---------- Material for this exercise

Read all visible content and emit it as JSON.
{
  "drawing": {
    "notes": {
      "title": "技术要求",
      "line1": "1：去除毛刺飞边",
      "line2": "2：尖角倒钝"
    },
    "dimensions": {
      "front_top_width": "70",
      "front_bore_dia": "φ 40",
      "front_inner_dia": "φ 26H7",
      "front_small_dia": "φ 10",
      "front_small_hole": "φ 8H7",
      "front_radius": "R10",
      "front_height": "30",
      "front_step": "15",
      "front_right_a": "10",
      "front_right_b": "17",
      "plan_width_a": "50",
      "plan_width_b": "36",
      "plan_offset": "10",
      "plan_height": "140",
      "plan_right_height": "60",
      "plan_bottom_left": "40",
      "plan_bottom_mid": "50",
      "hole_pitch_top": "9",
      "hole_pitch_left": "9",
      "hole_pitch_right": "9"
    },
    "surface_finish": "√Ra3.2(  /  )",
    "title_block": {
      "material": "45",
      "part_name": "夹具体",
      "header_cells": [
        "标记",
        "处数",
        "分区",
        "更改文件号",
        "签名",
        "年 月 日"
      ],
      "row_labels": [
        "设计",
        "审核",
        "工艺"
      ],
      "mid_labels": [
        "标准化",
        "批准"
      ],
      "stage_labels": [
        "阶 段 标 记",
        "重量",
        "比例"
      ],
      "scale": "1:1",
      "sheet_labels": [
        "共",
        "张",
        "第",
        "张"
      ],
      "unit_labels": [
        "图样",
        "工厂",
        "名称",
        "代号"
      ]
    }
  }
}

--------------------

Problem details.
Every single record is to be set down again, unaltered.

Expected output.
Read all visible content and emit it as JSON.
{
  "drawing": {
    "notes": {
      "title": "技术要求",
      "line1": "1：去除毛刺飞边",
      "line2": "2：尖角倒钝"
    },
    "dimensions": {
      "front_top_width": "70",
      "front_bore_dia": "φ 40",
      "front_inner_dia": "φ 26H7",
      "front_small_dia": "φ 10",
      "front_small_hole": "φ 8H7",
      "front_radius": "R10",
      "front_height": "30",
      "front_step": "15",
      "front_right_a": "10",
      "front_right_b": "17",
      "plan_width_a": "50",
      "plan_width_b": "36",
      "plan_offset": "10",
      "plan_height": "140",
      "plan_right_height": "60",
      "plan_bottom_left": "40",
      "plan_bottom_mid": "50",
      "hole_pitch_top": "9",
      "hole_pitch_left": "9",
      "hole_pitch_right": "9"
    },
    "surface_finish": "√Ra3.2(  /  )",
    "title_block": {
      "material": "45",
      "part_name": "夹具体",
      "header_cells": [
        "标记",
        "处数",
        "分区",
        "更改文件号",
        "签名",
        "年 月 日"
      ],
      "row_labels": [
        "设计",
        "审核",
        "工艺"
      ],
      "mid_labels": [
        "标准化",
        "批准"
      ],
      "stage_labels": [
        "阶 段 标 记",
        "重量",
        "比例"
      ],
      "scale": "1:1",
      "sheet_labels": [
        "共",
        "张",
        "第",
        "张"
      ],
      "unit_labels": [
        "图样",
        "工厂",
        "名称",
        "代号"
      ]
    }
  }
}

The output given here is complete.